Inspired by the nonsensical poem by Lewis Carroll of the same title, Gillingham's Jabberwocky seeks to capture the adventure and entertain the listener as much as the whimsical poem has over the years.
Jabberwocky was written for Mark Cox, Professor of Tuba and Low Brass at Central Michigan University.
The work is inspired by the nonsensical poem, Jabberwocky, by Lewis Carroll. Written in 1871, the poem is an account of a young boy who slays a “Jabberwock”, an ugly dragon-like monster. The boy’s father warns the boy about the monster:
Beware the Jabberwock, my son!
The jaws that bite, the claws that catch!
The poem goes on to describe the brave boy’s quest to kill the monster:
He took his vorpal sword in hand:
Long time the manxome foe he sought-
So rested he by the Tumtum tree,
And stood awhile in thought.
And as in uffish thought he stood,
The Jabberwock, with eyes of flame,
Came whiffling through the tulgey wood,
And burbled as it came!
One, two! One, two! And through and through
The vorpal blade went snicker-snack!
He left it dead, and with its head
He went galumphing back.
The music seeks to describe the adventure and entertain the listener as much as the whimsical poem has over the years.

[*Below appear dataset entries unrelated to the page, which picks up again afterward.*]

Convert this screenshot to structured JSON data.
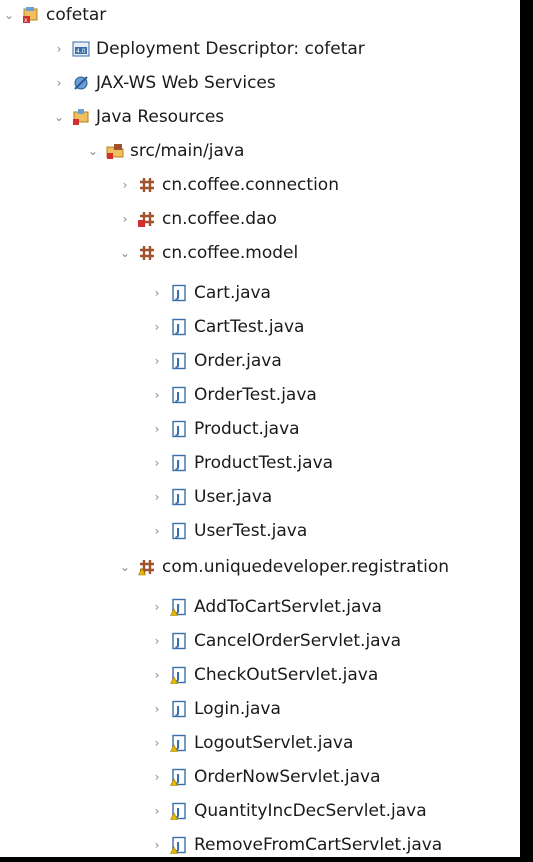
{
  "project": {
    "label": "cofetar",
    "icon": "dynamic-web-project-icon",
    "expanded": true
  },
  "deployment_descriptor": {
    "label": "Deployment Descriptor: cofetar",
    "icon": "deployment-descriptor-icon",
    "expanded": false
  },
  "jaxws": {
    "label": "JAX-WS Web Services",
    "icon": "web-services-icon",
    "expanded": false
  },
  "java_resources": {
    "label": "Java Resources",
    "icon": "java-resources-icon",
    "expanded": true
  },
  "src_folder": {
    "label": "src/main/java",
    "icon": "source-folder-icon",
    "expanded": true
  },
  "packages": [
    {
      "label": "cn.coffee.connection",
      "icon": "package-icon",
      "expanded": false
    },
    {
      "label": "cn.coffee.dao",
      "icon": "package-error-icon",
      "expanded": false
    },
    {
      "label": "cn.coffee.model",
      "icon": "package-icon",
      "expanded": true
    }
  ],
  "model_files": [
    {
      "label": "Cart.java",
      "icon": "java-file-icon"
    },
    {
      "label": "CartTest.java",
      "icon": "java-file-icon"
    },
    {
      "label": "Order.java",
      "icon": "java-file-icon"
    },
    {
      "label": "OrderTest.java",
      "icon": "java-file-icon"
    },
    {
      "label": "Product.java",
      "icon": "java-file-icon"
    },
    {
      "label": "ProductTest.java",
      "icon": "java-file-icon"
    },
    {
      "label": "User.java",
      "icon": "java-file-icon"
    },
    {
      "label": "UserTest.java",
      "icon": "java-file-icon"
    }
  ],
  "registration_package": {
    "label": "com.uniquedeveloper.registration",
    "icon": "package-warning-icon",
    "expanded": true
  },
  "registration_files": [
    {
      "label": "AddToCartServlet.java",
      "icon": "java-file-warning-icon"
    },
    {
      "label": "CancelOrderServlet.java",
      "icon": "java-file-icon"
    },
    {
      "label": "CheckOutServlet.java",
      "icon": "java-file-warning-icon"
    },
    {
      "label": "Login.java",
      "icon": "java-file-icon"
    },
    {
      "label": "LogoutServlet.java",
      "icon": "java-file-warning-icon"
    },
    {
      "label": "OrderNowServlet.java",
      "icon": "java-file-warning-icon"
    },
    {
      "label": "QuantityIncDecServlet.java",
      "icon": "java-file-warning-icon"
    },
    {
      "label": "RemoveFromCartServlet.java",
      "icon": "java-file-warning-icon"
    }
  ],
  "colors": {
    "package_brown": "#a0522d",
    "java_file_blue": "#3b6ea8",
    "error_red": "#d32f2f",
    "warning_yellow": "#e8b800",
    "twisty_gray": "#8a8a8a"
  }
}
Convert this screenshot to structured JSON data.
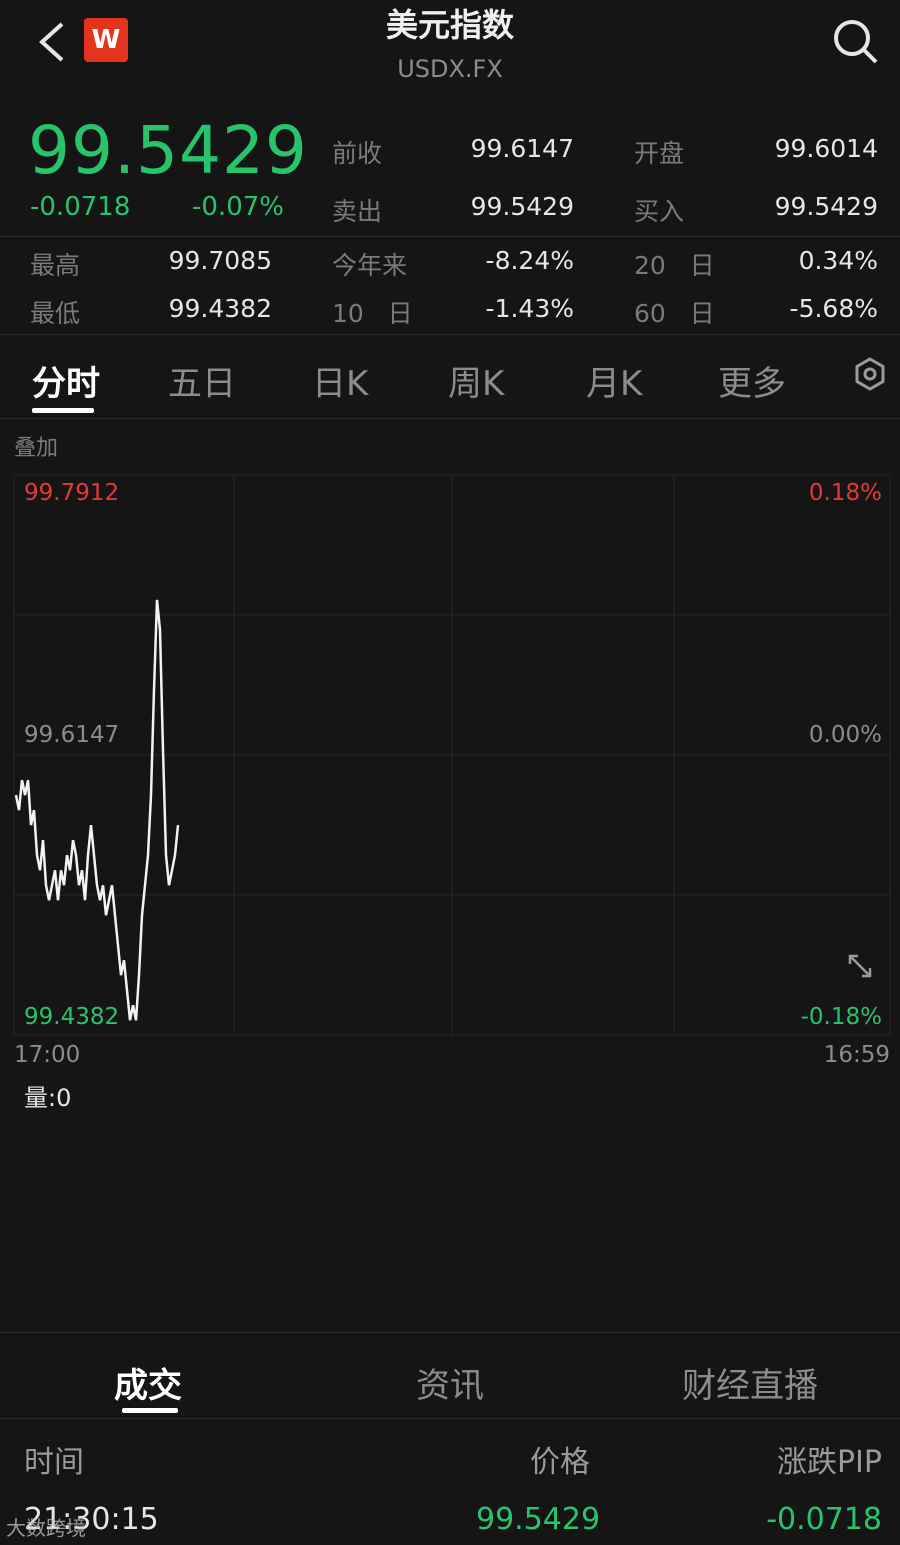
{
  "header": {
    "title": "美元指数",
    "symbol": "USDX.FX",
    "logo_letter": "W",
    "icons": {
      "back": "back-chevron-icon",
      "search": "search-icon",
      "settings": "settings-icon",
      "expand": "expand-icon"
    }
  },
  "quote": {
    "price": "99.5429",
    "change": "-0.0718",
    "change_pct": "-0.07%",
    "stats": {
      "prev_close_label": "前收",
      "prev_close": "99.6147",
      "open_label": "开盘",
      "open": "99.6014",
      "ask_label": "卖出",
      "ask": "99.5429",
      "bid_label": "买入",
      "bid": "99.5429",
      "high_label": "最高",
      "high": "99.7085",
      "ytd_label": "今年来",
      "ytd": "-8.24%",
      "d20_num": "20",
      "d20_unit": "日",
      "d20": "0.34%",
      "low_label": "最低",
      "low": "99.4382",
      "d10_num": "10",
      "d10_unit": "日",
      "d10": "-1.43%",
      "d60_num": "60",
      "d60_unit": "日",
      "d60": "-5.68%"
    }
  },
  "chart_tabs": [
    "分时",
    "五日",
    "日K",
    "周K",
    "月K",
    "更多"
  ],
  "overlay_label": "叠加",
  "chart_axes": {
    "y_top": "99.7912",
    "y_mid": "99.6147",
    "y_bottom": "99.4382",
    "pct_top": "0.18%",
    "pct_mid": "0.00%",
    "pct_bottom": "-0.18%",
    "time_start": "17:00",
    "time_end": "16:59"
  },
  "volume_label": "量:0",
  "bottom_tabs": [
    "成交",
    "资讯",
    "财经直播"
  ],
  "trades": {
    "headers": {
      "time": "时间",
      "price": "价格",
      "pip": "涨跌PIP"
    },
    "rows": [
      {
        "time": "21:30:15",
        "price": "99.5429",
        "pip": "-0.0718"
      }
    ]
  },
  "watermark": "大数跨境",
  "colors": {
    "up": "#e53935",
    "down": "#27c46b",
    "background": "#151515",
    "logo": "#e5341e"
  },
  "chart_data": {
    "type": "line",
    "ylim": [
      99.4382,
      99.7912
    ],
    "x_range": [
      "17:00",
      "16:59"
    ],
    "grid": true,
    "series": [
      {
        "values": [
          99.59,
          99.58,
          99.6,
          99.59,
          99.6,
          99.57,
          99.58,
          99.55,
          99.54,
          99.56,
          99.53,
          99.52,
          99.53,
          99.54,
          99.52,
          99.54,
          99.53,
          99.55,
          99.54,
          99.56,
          99.55,
          99.53,
          99.54,
          99.52,
          99.55,
          99.57,
          99.55,
          99.53,
          99.52,
          99.53,
          99.51,
          99.52,
          99.53,
          99.51,
          99.49,
          99.47,
          99.48,
          99.46,
          99.44,
          99.45,
          99.44,
          99.47,
          99.51,
          99.53,
          99.55,
          99.59,
          99.66,
          99.72,
          99.7,
          99.62,
          99.55,
          99.53,
          99.54,
          99.55,
          99.57
        ]
      }
    ]
  }
}
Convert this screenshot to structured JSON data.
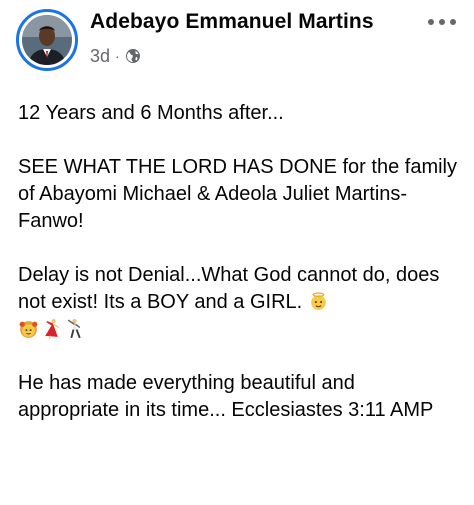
{
  "post": {
    "author": "Adebayo Emmanuel Martins",
    "time": "3d",
    "separator": "·",
    "audience_icon": "globe-icon",
    "more_icon": "more-options-icon",
    "paragraphs": [
      "12 Years and 6 Months after...",
      "SEE WHAT THE LORD HAS DONE for the family of Abayomi Michael & Adeola Juliet Martins-Fanwo!",
      "Delay is not Denial...What God cannot do, does not exist! Its a BOY and a GIRL.",
      "He has made everything beautiful and appropriate in its time... Ecclesiastes 3:11 AMP"
    ],
    "emojis": [
      "baby-angel-emoji",
      "girl-emoji",
      "dancing-woman-emoji",
      "dancing-man-emoji"
    ]
  },
  "colors": {
    "avatar_ring": "#1b74e4",
    "text": "#050505",
    "secondary": "#65676b"
  }
}
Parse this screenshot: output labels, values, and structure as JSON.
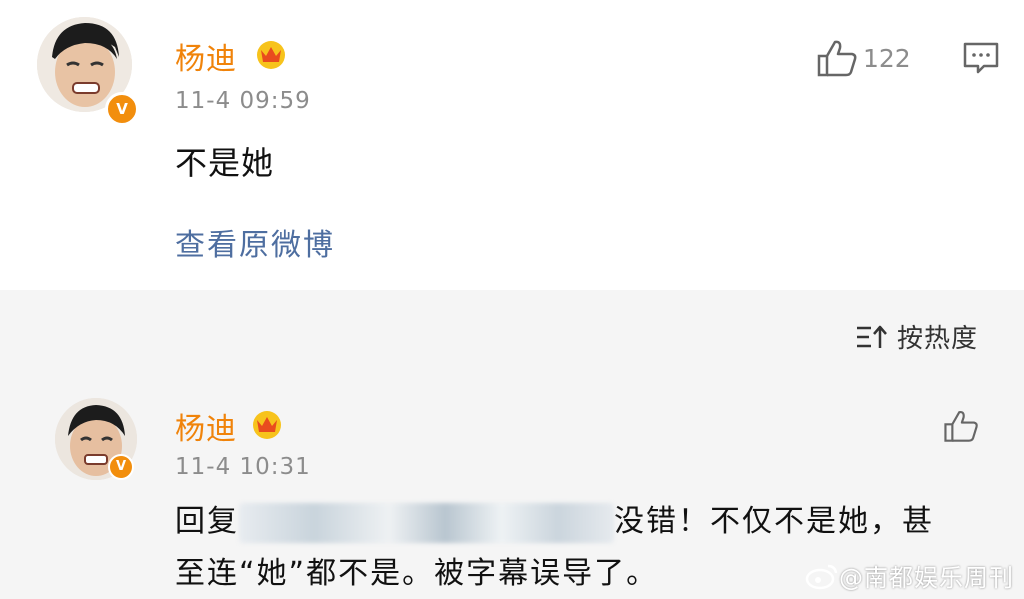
{
  "comment": {
    "author": "杨迪",
    "time": "11-4 09:59",
    "likes": "122",
    "text": "不是她",
    "view_original": "查看原微博"
  },
  "sort": {
    "label": "按热度"
  },
  "reply": {
    "author": "杨迪",
    "time": "11-4 10:31",
    "prefix": "回复",
    "line1_suffix": "没错！不仅不是她，甚",
    "line2": "至连“她”都不是。被字幕误导了。"
  },
  "watermark": {
    "text": "@南都娱乐周刊"
  },
  "colors": {
    "name_orange": "#f0830a",
    "link_blue": "#4e6ea0",
    "badge_orange": "#f28e0d",
    "time_gray": "#8c8c8c"
  },
  "icons": [
    "avatar",
    "verified-badge-icon",
    "crown-badge-icon",
    "thumbs-up-icon",
    "comment-icon",
    "sort-icon",
    "weibo-logo-icon"
  ]
}
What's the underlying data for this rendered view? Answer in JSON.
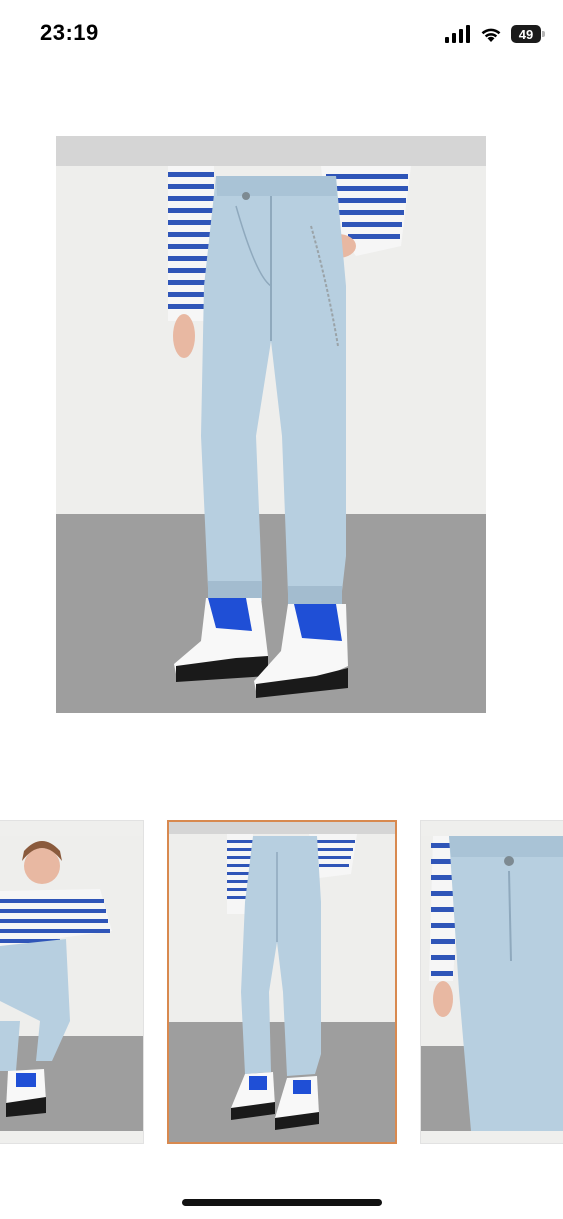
{
  "status_bar": {
    "time": "23:19",
    "battery_level": "49",
    "icons": [
      "cellular-signal-icon",
      "wifi-icon",
      "battery-icon"
    ]
  },
  "product_gallery": {
    "main_image": {
      "description_icon": "product-photo-light-wash-jogger-jeans",
      "selected_index": 1
    },
    "thumbnails": [
      {
        "icon": "model-seated-photo"
      },
      {
        "icon": "jeans-front-photo"
      },
      {
        "icon": "jeans-closeup-photo"
      }
    ],
    "selected_border_color": "#d8894f"
  },
  "colors": {
    "denim": "#b7cfe0",
    "stripe_blue": "#2f55b8",
    "sneaker_blue": "#1f4fd6",
    "floor_gray": "#9c9c9c",
    "wall": "#efefed"
  }
}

Grade Level: 5
Number of Players: 2
Listen to Recordings